Illustration Spur Design
If asked who’s responsible for the riot of special effects on our cinema screens today, you might be tempted to say George Lucas, or maybe Steven Spielberg. In fact, that dubious honor probably belongs to Orson Welles, whose 1941 drama Citizen Kane employed so much cinematic trickery that Roger Ebert once remarked that the film relies more heavily on special effects than the original Star Wars.
In the digital age, the push-pull between storytelling and spectacle in cinema has swung wildly toward the latter. This is why Sony, in unveiling its new 4K Ultra Short Throw Projector, didn’t hesitate to announce that the system comes with a sticker price between $30,000 and $40,000. This thing allows you to turn your living room wall into a massive (up to 147 inches) screen, with impeccable definition, and people are willing to pay for that.
The device’s selling point is in the name. While most projectors cast light across a “throw distance” of yards in order to generate a large image, short-throw projectors like this one use digital technology (and special lenses) to operate close to the screen.
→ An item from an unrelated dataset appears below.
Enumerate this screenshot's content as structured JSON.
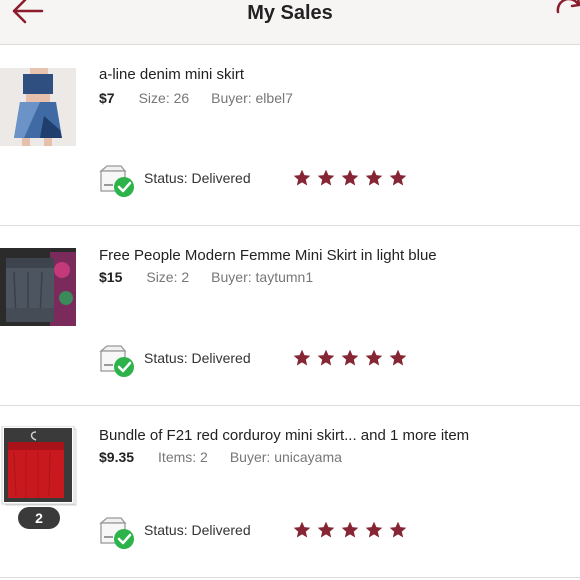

But this one is “Ultra Short Throw,” meaning the projector is on the floor right in front of the screen (or, more likely, the wall), making for vastly improved picture quality.
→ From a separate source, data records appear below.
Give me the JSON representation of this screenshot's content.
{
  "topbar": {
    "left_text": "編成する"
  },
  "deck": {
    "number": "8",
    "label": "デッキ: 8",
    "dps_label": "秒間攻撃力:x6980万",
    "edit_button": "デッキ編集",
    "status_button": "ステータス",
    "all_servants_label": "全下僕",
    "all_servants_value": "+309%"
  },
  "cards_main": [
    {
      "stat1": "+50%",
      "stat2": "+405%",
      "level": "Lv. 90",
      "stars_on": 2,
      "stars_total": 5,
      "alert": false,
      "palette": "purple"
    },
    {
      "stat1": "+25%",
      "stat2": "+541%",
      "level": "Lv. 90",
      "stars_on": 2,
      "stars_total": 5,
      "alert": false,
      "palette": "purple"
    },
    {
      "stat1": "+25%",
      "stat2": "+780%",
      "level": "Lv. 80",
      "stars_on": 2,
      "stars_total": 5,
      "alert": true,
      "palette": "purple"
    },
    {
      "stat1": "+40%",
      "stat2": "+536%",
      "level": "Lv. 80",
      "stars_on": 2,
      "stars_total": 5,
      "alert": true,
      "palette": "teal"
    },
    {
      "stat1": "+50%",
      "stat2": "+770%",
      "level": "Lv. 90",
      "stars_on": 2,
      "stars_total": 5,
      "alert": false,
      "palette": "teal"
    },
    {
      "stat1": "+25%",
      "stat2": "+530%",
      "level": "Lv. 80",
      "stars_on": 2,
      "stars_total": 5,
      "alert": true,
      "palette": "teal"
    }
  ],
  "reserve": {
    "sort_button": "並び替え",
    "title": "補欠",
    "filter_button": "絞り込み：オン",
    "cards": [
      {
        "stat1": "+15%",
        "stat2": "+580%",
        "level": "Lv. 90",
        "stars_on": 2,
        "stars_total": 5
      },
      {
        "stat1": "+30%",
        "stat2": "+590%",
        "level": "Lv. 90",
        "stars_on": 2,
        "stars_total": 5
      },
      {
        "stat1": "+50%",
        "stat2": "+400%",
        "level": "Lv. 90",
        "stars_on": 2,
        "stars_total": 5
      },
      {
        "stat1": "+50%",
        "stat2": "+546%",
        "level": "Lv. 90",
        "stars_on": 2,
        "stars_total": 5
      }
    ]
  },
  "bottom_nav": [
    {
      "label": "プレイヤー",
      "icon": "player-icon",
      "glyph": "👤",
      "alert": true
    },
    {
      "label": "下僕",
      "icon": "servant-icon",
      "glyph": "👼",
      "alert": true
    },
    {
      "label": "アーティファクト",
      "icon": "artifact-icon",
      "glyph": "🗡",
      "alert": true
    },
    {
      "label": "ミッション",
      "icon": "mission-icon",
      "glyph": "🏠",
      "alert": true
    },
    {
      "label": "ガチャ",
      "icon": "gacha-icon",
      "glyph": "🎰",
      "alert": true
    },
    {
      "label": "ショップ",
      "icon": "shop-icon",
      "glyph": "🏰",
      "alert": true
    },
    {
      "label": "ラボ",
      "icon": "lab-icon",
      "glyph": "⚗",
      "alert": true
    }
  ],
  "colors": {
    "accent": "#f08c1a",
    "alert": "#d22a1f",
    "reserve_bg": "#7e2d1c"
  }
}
Set to be available in the U.S. in the summer, this all-in-one “entertainment window” has home entertainment geeks slavering. And yet, for all its next-generation hoo-hah, the device isn’t a million miles away from the world’s first visual effects technology—the magic lanterns that transfixed viewers in the 17th century. As the English diarist Samuel Pepys wrote after encountering one of these contraptions: “[It made] strange things appear on a wall, very pretty.”